**Exercise data**
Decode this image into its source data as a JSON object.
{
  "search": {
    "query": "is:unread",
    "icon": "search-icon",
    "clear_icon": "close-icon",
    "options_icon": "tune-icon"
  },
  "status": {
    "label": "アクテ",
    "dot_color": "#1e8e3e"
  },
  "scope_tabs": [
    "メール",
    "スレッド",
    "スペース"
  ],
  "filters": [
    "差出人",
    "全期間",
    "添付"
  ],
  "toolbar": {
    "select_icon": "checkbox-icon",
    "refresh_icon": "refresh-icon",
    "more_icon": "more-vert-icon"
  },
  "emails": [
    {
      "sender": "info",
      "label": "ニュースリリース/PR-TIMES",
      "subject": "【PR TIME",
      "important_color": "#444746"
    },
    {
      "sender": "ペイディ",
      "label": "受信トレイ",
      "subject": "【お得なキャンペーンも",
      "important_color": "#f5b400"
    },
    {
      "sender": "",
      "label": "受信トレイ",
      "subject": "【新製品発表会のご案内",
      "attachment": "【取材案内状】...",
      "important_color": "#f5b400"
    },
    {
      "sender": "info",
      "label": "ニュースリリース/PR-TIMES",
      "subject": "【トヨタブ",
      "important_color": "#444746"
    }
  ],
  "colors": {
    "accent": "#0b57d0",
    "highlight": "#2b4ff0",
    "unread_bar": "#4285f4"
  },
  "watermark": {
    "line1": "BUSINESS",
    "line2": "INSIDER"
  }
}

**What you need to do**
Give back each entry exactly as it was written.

**Completed exercise**
Decode this image into its source data as a JSON object.
{
  "search": {
    "query": "is:unread",
    "icon": "search-icon",
    "clear_icon": "close-icon",
    "options_icon": "tune-icon"
  },
  "status": {
    "label": "アクテ",
    "dot_color": "#1e8e3e"
  },
  "scope_tabs": [
    "メール",
    "スレッド",
    "スペース"
  ],
  "filters": [
    "差出人",
    "全期間",
    "添付"
  ],
  "toolbar": {
    "select_icon": "checkbox-icon",
    "refresh_icon": "refresh-icon",
    "more_icon": "more-vert-icon"
  },
  "emails": [
    {
      "sender": "info",
      "label": "ニュースリリース/PR-TIMES",
      "subject": "【PR TIME",
      "important_color": "#444746"
    },
    {
      "sender": "ペイディ",
      "label": "受信トレイ",
      "subject": "【お得なキャンペーンも",
      "important_color": "#f5b400"
    },
    {
      "sender": "",
      "label": "受信トレイ",
      "subject": "【新製品発表会のご案内",
      "attachment": "【取材案内状】...",
      "important_color": "#f5b400"
    },
    {
      "sender": "info",
      "label": "ニュースリリース/PR-TIMES",
      "subject": "【トヨタブ",
      "important_color": "#444746"
    }
  ],
  "colors": {
    "accent": "#0b57d0",
    "highlight": "#2b4ff0",
    "unread_bar": "#4285f4"
  },
  "watermark": {
    "line1": "BUSINESS",
    "line2": "INSIDER"
  }
}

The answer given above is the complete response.